Mozart: Fool of a Genius
Independent, freelance musicians are rarely seen, but after a rough dismissal by Archbishop Colloredo, that was what Mozart became. After Mozart's tragic dismissal, he traveled to Vienna with the hopes of becoming employed in the court of Emperor Joseph II. Although his hopes were tragically disappointed, he managed to triumph in all musical categories and earned a high wage.
Mozart explored all fields of music but was particularly interested in the genre of opera. At the time, opera was the most high-paying road for a musician to take.
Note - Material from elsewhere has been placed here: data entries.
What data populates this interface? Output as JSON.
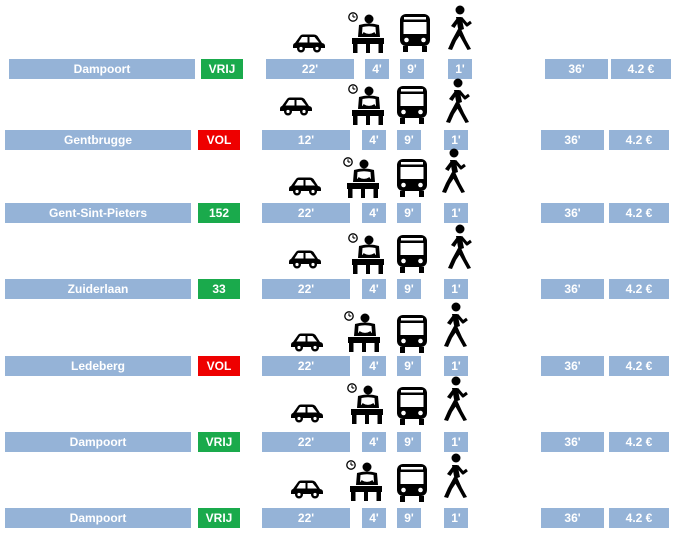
{
  "colors": {
    "cell_bg": "#95b3d7",
    "text": "#ffffff",
    "status_green": "#1aaa4c",
    "status_red": "#ee0000",
    "icon": "#000000"
  },
  "icons": [
    "car-icon",
    "waiting-person-clock-icon",
    "bus-icon",
    "walking-person-icon"
  ],
  "rows": [
    {
      "name": "Dampoort",
      "status": "VRIJ",
      "status_color": "green",
      "car": "22'",
      "wait": "4'",
      "bus": "9'",
      "walk": "1'",
      "total": "36'",
      "price": "4.2 €"
    },
    {
      "name": "Gentbrugge",
      "status": "VOL",
      "status_color": "red",
      "car": "12'",
      "wait": "4'",
      "bus": "9'",
      "walk": "1'",
      "total": "36'",
      "price": "4.2 €"
    },
    {
      "name": "Gent-Sint-Pieters",
      "status": "152",
      "status_color": "green",
      "car": "22'",
      "wait": "4'",
      "bus": "9'",
      "walk": "1'",
      "total": "36'",
      "price": "4.2 €"
    },
    {
      "name": "Zuiderlaan",
      "status": "33",
      "status_color": "green",
      "car": "22'",
      "wait": "4'",
      "bus": "9'",
      "walk": "1'",
      "total": "36'",
      "price": "4.2 €"
    },
    {
      "name": "Ledeberg",
      "status": "VOL",
      "status_color": "red",
      "car": "22'",
      "wait": "4'",
      "bus": "9'",
      "walk": "1'",
      "total": "36'",
      "price": "4.2 €"
    },
    {
      "name": "Dampoort",
      "status": "VRIJ",
      "status_color": "green",
      "car": "22'",
      "wait": "4'",
      "bus": "9'",
      "walk": "1'",
      "total": "36'",
      "price": "4.2 €"
    },
    {
      "name": "Dampoort",
      "status": "VRIJ",
      "status_color": "green",
      "car": "22'",
      "wait": "4'",
      "bus": "9'",
      "walk": "1'",
      "total": "36'",
      "price": "4.2 €"
    }
  ]
}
Not only did Mozart triumph in this genre, he changed the way it was written and performed, "The former 'gallant' virtuosic contest between soloist and orchestra of the earlier, pre-Vienna works is resolved by Mozart, transforming it instead into a stark, dramatic contrast."1 However, a lack of money-control led Mozart to a tragic situation as a debtor before he died.
Mozart's Rise to Fame
Born in Salzburg, Austria on 27 January 1756, the child was christened Johannes Chrysostomus Wolfgangus Theophilus Mozart. His father, Leopold, a composer, violinist, court musician and chamber composer, already triumphed with his book, "The Violin School." As children, Mozart, and his sister Nannerl, showed great musical talent and Leopold began to devote all of his spare time to further his children's skill for himself and the family, "[Ã¢ÂÂ¦] he surrendered his chances for advancement in his career, preferring to gamble on his children providing for the security of the family."2
Realizing that the gifts Nannerl and Wolfgang had could lead them to success far greater than the confines of Salzburg, Leopold took the whole family on a tour in mid-1763. First, they traveled to Munich and then to Vienna, where Mozart and Nannerl...